Location service for Windows Phone® uses several internal software filters and algorithms to process the sensory inputs and compute Location. Currently there is no mechanism for effectively prototyping and validating the design and understanding the impact of those changes, thus forcing developers to come up with theoretical solutions and magic numbers for their designs and filters. Only way to validate if a new change would work is to do a drive test with the real device and monitoring the results manually.

The current suite of automation tests for Windows Phone® location service lacks a long-haul test which validates various system behaviors in one complete test run. Instead the current tests focus is on validating different bits and components of the location service functionality. This publication outlines an approach where a golden-route regression test can be developed, which will cover the above mentioned gap, and this test shall behave exactly the same all the time, allowing easy detection of issues as a result of changes to location service code base.

For E2E long term testing the location team currently relies on performing physical drive tests with the device. This is a good strategy for finding the E2E experience from a user perspective, but falls short on the following key points:

·         Pass/Fail criteria – The visual recording of the location on the map is a good indication that the user is tracked correctly. However it is not a good indication that the underlying location engine is behaving correctly.

Example: When the GPS signal is lost location service should filter results from Cell/WiFi for certain duration to avoid sudden jump in the location reported. We will never know when this switch is happening by using a visual verification mechanism.

·         Test environment – Driving around outdoors gives us no control over the test environment.
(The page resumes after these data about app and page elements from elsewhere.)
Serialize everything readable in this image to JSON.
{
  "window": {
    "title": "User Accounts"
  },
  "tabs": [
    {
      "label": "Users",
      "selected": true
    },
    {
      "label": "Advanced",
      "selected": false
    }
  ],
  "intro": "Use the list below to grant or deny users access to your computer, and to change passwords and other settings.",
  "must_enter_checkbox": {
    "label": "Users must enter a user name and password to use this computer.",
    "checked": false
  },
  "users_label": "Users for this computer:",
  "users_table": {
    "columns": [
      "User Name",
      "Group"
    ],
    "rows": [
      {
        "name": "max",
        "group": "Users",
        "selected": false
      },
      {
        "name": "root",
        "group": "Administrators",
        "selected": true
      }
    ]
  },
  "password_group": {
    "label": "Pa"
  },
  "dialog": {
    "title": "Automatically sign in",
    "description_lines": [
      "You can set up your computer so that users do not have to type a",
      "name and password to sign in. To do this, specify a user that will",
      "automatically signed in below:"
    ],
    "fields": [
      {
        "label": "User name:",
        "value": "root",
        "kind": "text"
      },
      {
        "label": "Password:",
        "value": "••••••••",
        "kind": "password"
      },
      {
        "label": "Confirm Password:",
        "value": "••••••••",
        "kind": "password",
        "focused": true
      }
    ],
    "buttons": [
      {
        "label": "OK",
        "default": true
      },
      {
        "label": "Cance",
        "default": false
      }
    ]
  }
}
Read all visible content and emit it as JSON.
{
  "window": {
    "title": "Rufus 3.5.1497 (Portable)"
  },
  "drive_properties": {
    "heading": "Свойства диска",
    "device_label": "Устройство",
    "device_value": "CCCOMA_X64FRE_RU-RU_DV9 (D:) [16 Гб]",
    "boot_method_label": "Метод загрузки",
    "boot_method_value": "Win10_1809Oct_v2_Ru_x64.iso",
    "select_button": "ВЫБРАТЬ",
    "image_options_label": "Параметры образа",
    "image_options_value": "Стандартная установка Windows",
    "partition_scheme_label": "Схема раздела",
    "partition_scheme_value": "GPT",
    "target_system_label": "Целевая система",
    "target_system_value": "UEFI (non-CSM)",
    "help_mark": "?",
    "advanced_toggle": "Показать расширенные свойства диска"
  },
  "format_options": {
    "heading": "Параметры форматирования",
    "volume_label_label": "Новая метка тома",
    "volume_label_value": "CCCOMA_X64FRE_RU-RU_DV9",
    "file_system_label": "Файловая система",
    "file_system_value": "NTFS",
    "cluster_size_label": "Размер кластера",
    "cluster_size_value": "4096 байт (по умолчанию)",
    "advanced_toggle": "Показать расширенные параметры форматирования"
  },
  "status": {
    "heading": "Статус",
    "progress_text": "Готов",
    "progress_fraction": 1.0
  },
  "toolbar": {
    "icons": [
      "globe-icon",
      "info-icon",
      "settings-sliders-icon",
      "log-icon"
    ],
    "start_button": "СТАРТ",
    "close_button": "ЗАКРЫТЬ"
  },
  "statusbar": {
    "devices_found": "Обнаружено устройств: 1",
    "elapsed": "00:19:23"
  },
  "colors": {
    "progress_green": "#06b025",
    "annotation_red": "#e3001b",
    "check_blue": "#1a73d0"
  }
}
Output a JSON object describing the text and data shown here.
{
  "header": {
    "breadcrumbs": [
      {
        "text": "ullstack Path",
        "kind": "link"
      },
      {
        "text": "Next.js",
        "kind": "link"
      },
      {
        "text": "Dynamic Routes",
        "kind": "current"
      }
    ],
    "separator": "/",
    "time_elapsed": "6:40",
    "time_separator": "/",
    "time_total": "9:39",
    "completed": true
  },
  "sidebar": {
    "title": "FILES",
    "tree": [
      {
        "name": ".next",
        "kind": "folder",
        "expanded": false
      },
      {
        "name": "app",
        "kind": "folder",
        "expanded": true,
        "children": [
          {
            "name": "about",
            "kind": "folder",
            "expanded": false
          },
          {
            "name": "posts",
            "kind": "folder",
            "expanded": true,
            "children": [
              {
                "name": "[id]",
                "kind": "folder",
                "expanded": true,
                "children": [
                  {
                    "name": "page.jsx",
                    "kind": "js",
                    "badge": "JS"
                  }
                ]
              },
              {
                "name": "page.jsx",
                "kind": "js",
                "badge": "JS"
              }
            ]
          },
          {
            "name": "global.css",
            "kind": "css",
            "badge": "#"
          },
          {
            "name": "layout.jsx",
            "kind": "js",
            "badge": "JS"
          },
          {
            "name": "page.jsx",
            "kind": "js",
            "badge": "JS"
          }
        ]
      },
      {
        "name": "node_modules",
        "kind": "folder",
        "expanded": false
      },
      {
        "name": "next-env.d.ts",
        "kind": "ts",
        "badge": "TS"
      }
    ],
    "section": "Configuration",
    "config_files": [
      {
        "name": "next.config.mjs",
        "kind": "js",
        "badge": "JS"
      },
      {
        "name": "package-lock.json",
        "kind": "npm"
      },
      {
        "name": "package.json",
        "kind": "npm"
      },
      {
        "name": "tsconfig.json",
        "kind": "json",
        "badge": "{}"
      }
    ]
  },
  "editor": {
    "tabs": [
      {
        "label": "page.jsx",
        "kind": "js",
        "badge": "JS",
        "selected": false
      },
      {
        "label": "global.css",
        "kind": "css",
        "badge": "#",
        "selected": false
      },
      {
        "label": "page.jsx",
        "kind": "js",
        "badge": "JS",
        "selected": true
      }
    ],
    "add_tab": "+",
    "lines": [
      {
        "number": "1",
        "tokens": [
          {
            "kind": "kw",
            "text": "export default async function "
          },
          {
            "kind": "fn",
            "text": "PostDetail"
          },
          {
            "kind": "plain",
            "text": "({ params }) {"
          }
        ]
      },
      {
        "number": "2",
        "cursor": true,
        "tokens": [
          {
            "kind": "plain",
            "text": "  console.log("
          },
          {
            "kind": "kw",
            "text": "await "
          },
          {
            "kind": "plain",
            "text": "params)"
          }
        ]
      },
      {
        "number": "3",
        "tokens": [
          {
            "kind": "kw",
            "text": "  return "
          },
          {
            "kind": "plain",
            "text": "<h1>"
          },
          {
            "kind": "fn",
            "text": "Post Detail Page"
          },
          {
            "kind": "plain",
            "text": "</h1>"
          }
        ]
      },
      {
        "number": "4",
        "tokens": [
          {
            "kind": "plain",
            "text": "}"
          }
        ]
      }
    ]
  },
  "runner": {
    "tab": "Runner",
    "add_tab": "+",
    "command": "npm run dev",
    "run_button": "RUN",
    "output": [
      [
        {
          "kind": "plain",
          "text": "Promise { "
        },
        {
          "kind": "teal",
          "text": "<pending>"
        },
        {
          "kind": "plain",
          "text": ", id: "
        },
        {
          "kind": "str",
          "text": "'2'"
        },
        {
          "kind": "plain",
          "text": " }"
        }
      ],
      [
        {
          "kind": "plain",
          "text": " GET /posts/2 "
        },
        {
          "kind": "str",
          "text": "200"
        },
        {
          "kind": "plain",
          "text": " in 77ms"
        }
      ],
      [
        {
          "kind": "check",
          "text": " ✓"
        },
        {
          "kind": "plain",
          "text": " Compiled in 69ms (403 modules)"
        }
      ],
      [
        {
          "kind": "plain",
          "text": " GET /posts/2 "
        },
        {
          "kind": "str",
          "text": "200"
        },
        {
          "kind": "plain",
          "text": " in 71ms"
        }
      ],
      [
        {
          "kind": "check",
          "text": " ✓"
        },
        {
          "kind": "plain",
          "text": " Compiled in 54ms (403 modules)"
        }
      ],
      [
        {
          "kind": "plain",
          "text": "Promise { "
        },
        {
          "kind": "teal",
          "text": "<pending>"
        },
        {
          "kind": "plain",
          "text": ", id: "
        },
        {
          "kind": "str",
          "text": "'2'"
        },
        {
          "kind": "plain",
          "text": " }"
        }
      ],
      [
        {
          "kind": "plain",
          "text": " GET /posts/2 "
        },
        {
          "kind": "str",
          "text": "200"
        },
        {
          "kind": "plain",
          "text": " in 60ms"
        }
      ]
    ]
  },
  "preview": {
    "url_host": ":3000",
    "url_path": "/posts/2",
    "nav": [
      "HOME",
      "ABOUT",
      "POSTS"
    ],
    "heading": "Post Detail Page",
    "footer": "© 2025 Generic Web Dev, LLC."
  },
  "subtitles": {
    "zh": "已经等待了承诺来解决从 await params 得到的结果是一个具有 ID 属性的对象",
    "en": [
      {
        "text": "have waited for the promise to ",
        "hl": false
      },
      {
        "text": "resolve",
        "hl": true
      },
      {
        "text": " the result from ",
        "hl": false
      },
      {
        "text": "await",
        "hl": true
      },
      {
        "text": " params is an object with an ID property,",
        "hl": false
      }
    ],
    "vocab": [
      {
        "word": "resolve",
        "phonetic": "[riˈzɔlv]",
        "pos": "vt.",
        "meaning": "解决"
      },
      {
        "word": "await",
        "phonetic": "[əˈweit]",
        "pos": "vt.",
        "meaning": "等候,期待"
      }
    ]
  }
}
Location service behavior change, with respect to changes in GPS signal conditions, crossing Cell/WiFi c...